Big Ten Theatre chairs decided to create an equal opportunity for women by commissioning a different female playwright over three-year periods. They are to write a production containing a large number of female roles and based on a contemporary issue that college students can relate to.

Author and head playwright at University of California, San Diego, Naomi Iizuka was the first playwright commissioned by the Big Ten Theatre. “Good Kids” is her creation.

“I wanted to write a play that spoke to issues that were very important to university students right now,” Iizuka said.

Iizuka based “Good Kids” off the true story of the highly-publicized rape scandal in Steubenville, Ohio in 2012. It explores the story of a small town where high school football players are treated like celebrities. A high school student, Chloe (Isabel Cuddihy), gets drunk at a party and is taken advantage of by a group of football players. Meanwhile, embarrassing and shocking photos and a video about the night’s events are posted to various social media outlets. Throughout the show, the characters grapple with the question of whether or not the event can be classified as rape, and consequently if the boys should face any consequences.

Moments in the play were purposefully written to make the audience feel uncomfortable and force onlookers to think critically about what is happening.

“We want to make it real for [the audience], because [then] they can relate to it,” cast member Francesca Atian (Brianna) said. “We want to project reality in front of them so that they can put themselves in that situation, so they can see themselves in the characters, so they can identify with the characters and see what they can do to improve themselves.”

“Good Kids” also displays the powerful message of how we value others. It gives audiences a realistic portrayal of the modern day teenage world where social media and YouTube can expose anything and everything that occurs in daily life.

“This play has taught me so much about how we interact with each other, how we all interact with our peers and how we are distanced from each other given modern technology,” Atian said.
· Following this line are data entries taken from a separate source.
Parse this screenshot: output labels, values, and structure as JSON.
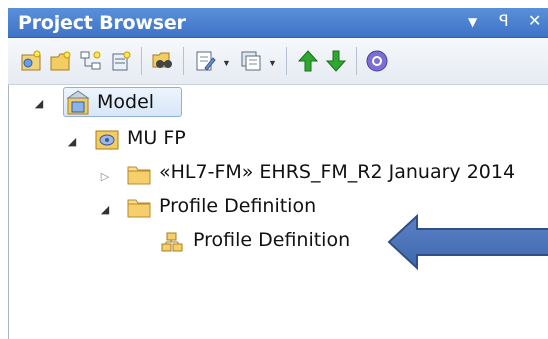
{
  "window": {
    "title": "Project Browser",
    "controls": {
      "dropdown": "▼",
      "pin": "ꟼ",
      "close": "✕"
    }
  },
  "toolbar": {
    "buttons": [
      {
        "name": "new-model-icon"
      },
      {
        "name": "new-package-icon"
      },
      {
        "name": "new-diagram-icon"
      },
      {
        "name": "new-element-icon"
      },
      {
        "name": "find-icon"
      },
      {
        "name": "notes-icon"
      },
      {
        "name": "generate-icon"
      },
      {
        "name": "move-up-icon"
      },
      {
        "name": "move-down-icon"
      },
      {
        "name": "help-icon"
      }
    ],
    "colors": {
      "up": "#2ea82e",
      "down": "#2ea82e",
      "help": "#7b6fd3"
    }
  },
  "tree": {
    "nodes": [
      {
        "label": "Model",
        "expander": "◢",
        "icon": "model-root-icon",
        "selected": true
      },
      {
        "label": "MU FP",
        "expander": "◢",
        "icon": "view-package-icon"
      },
      {
        "label": "«HL7-FM» EHRS_FM_R2 January 2014",
        "expander": "▷",
        "icon": "folder-icon"
      },
      {
        "label": "Profile Definition",
        "expander": "◢",
        "icon": "folder-icon"
      },
      {
        "label": "Profile Definition",
        "expander": "",
        "icon": "profile-definition-icon"
      }
    ]
  },
  "annotation": {
    "icon": "callout-arrow-icon",
    "color": "#4a72b8"
  }
}
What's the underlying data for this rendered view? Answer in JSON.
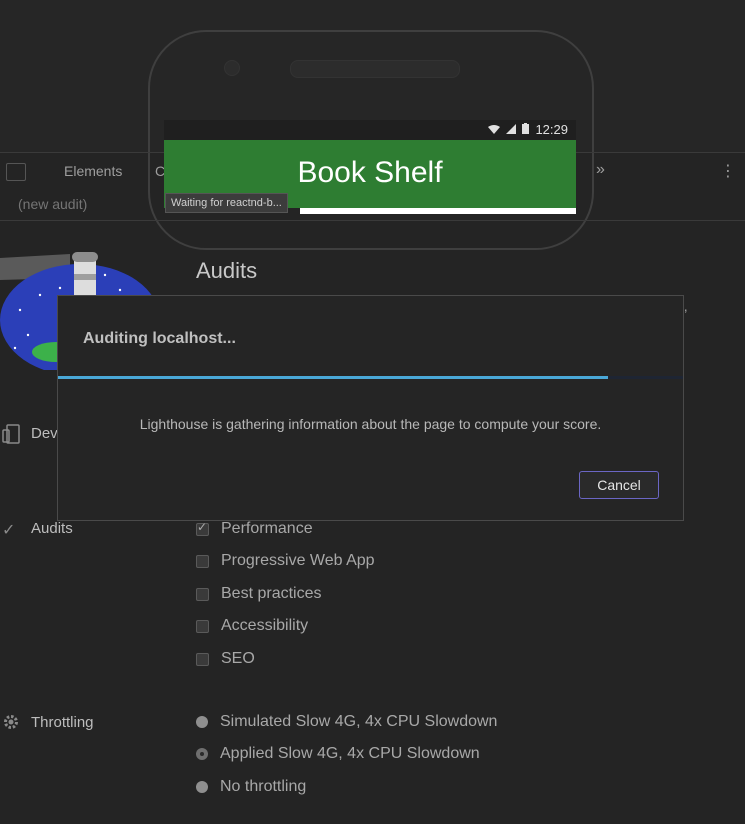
{
  "emulator": {
    "time": "12:29",
    "app_title": "Book Shelf",
    "colors": {
      "appbar": "#2e7d32"
    }
  },
  "devtools": {
    "tabs": [
      "Elements",
      "C"
    ],
    "more_glyph": "»",
    "menu_glyph": "⋮",
    "subtab_label": "(new audit)",
    "tooltip": "Waiting for reactnd-b..."
  },
  "audits_page": {
    "title": "Audits",
    "partial_text": "e,",
    "device_label": "Dev",
    "audits_label": "Audits",
    "audit_categories": [
      {
        "label": "Performance",
        "checked": true
      },
      {
        "label": "Progressive Web App",
        "checked": false
      },
      {
        "label": "Best practices",
        "checked": false
      },
      {
        "label": "Accessibility",
        "checked": false
      },
      {
        "label": "SEO",
        "checked": false
      }
    ],
    "throttling_label": "Throttling",
    "throttling_options": [
      {
        "label": "Simulated Slow 4G, 4x CPU Slowdown",
        "selected": false
      },
      {
        "label": "Applied Slow 4G, 4x CPU Slowdown",
        "selected": true
      },
      {
        "label": "No throttling",
        "selected": false
      }
    ]
  },
  "modal": {
    "title": "Auditing localhost...",
    "message": "Lighthouse is gathering information about the page to compute your score.",
    "progress": 0.88,
    "cancel_label": "Cancel",
    "colors": {
      "progress": "#4aa8d8",
      "button_border": "#6b66c4"
    }
  }
}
Dawson has similar thoughts to Atian when reflecting on “Good Kid’s” theme of technology in modern day society.

“I want people to realize that we are devoting more feeling and emotion to the machines that keep us connected rather than the people with whom we say we are connected. I want people to ask themselves: Is being so connected to my technology eroding my humanity?” Dawson said.

The members of cast and crew made it clear this production is much different than any other that they have participated in before. There is a clear and important message actors are trying to relay.

Cast member Ethan Larson (Connor) said he hopes the audience can clearly understand the message and their perspective, and find it powerful because it is an important topic that no one thinks about unless it personally affects them.

Whether or not something like this has happened to an audience member, the content of the play is eye-opening and can make a significant impact on one’s mind, evoking the thought: “That could happen to me.”

“‘Good Kids’ is a story that needs to be told and it needs to be told now,” Dawson said. “Hopefully, people will watch with both an open mind and an open heart.”

source: http://badgerherald.com/artsetc/2015/03/02/good-kids-puts-rape-culture-center-stage-at-university-theatre/

Leave a Reply